Task brief - Retype each record shown below, leaving every character as it is.

Data for review -
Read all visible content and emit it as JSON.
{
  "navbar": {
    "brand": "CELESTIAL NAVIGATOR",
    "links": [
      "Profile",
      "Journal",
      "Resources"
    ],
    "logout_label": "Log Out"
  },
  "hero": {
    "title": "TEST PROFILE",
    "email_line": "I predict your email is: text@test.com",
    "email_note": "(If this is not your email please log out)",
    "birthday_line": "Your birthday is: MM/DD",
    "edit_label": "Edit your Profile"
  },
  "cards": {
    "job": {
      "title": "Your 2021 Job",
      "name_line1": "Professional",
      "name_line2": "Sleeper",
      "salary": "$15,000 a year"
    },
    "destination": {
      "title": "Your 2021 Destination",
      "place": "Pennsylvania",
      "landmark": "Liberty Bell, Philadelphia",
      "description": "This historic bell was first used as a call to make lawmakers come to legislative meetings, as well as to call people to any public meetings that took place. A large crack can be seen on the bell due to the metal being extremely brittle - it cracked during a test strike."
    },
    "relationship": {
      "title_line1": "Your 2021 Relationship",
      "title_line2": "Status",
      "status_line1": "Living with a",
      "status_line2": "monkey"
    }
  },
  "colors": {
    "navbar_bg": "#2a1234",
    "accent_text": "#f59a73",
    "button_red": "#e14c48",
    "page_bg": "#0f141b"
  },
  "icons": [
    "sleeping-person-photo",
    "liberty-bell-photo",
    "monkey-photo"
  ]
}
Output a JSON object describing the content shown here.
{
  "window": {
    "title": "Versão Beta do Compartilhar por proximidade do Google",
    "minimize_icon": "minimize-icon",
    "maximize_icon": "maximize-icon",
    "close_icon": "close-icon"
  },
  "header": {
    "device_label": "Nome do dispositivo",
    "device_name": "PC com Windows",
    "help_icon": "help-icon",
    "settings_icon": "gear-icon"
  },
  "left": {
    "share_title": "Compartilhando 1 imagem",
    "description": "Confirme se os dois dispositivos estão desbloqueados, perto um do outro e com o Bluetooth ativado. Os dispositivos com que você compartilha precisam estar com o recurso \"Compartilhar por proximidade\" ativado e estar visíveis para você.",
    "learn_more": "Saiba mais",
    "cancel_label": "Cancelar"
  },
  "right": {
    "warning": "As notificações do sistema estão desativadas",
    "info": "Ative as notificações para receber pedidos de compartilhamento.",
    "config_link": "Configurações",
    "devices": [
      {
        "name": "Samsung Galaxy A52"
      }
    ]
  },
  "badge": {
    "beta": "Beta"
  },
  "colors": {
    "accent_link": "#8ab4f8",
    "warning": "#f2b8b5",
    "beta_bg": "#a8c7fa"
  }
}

Solution to this problem -
Read all visible content and emit it as JSON.
{
  "navbar": {
    "brand": "CELESTIAL NAVIGATOR",
    "links": [
      "Profile",
      "Journal",
      "Resources"
    ],
    "logout_label": "Log Out"
  },
  "hero": {
    "title": "TEST PROFILE",
    "email_line": "I predict your email is: text@test.com",
    "email_note": "(If this is not your email please log out)",
    "birthday_line": "Your birthday is: MM/DD",
    "edit_label": "Edit your Profile"
  },
  "cards": {
    "job": {
      "title": "Your 2021 Job",
      "name_line1": "Professional",
      "name_line2": "Sleeper",
      "salary": "$15,000 a year"
    },
    "destination": {
      "title": "Your 2021 Destination",
      "place": "Pennsylvania",
      "landmark": "Liberty Bell, Philadelphia",
      "description": "This historic bell was first used as a call to make lawmakers come to legislative meetings, as well as to call people to any public meetings that took place. A large crack can be seen on the bell due to the metal being extremely brittle - it cracked during a test strike."
    },
    "relationship": {
      "title_line1": "Your 2021 Relationship",
      "title_line2": "Status",
      "status_line1": "Living with a",
      "status_line2": "monkey"
    }
  },
  "colors": {
    "navbar_bg": "#2a1234",
    "accent_text": "#f59a73",
    "button_red": "#e14c48",
    "page_bg": "#0f141b"
  },
  "icons": [
    "sleeping-person-photo",
    "liberty-bell-photo",
    "monkey-photo"
  ]
}
Output a JSON object describing the content shown here.
{
  "window": {
    "title": "Versão Beta do Compartilhar por proximidade do Google",
    "minimize_icon": "minimize-icon",
    "maximize_icon": "maximize-icon",
    "close_icon": "close-icon"
  },
  "header": {
    "device_label": "Nome do dispositivo",
    "device_name": "PC com Windows",
    "help_icon": "help-icon",
    "settings_icon": "gear-icon"
  },
  "left": {
    "share_title": "Compartilhando 1 imagem",
    "description": "Confirme se os dois dispositivos estão desbloqueados, perto um do outro e com o Bluetooth ativado. Os dispositivos com que você compartilha precisam estar com o recurso \"Compartilhar por proximidade\" ativado e estar visíveis para você.",
    "learn_more": "Saiba mais",
    "cancel_label": "Cancelar"
  },
  "right": {
    "warning": "As notificações do sistema estão desativadas",
    "info": "Ative as notificações para receber pedidos de compartilhamento.",
    "config_link": "Configurações",
    "devices": [
      {
        "name": "Samsung Galaxy A52"
      }
    ]
  },
  "badge": {
    "beta": "Beta"
  },
  "colors": {
    "accent_link": "#8ab4f8",
    "warning": "#f2b8b5",
    "beta_bg": "#a8c7fa"
  }
}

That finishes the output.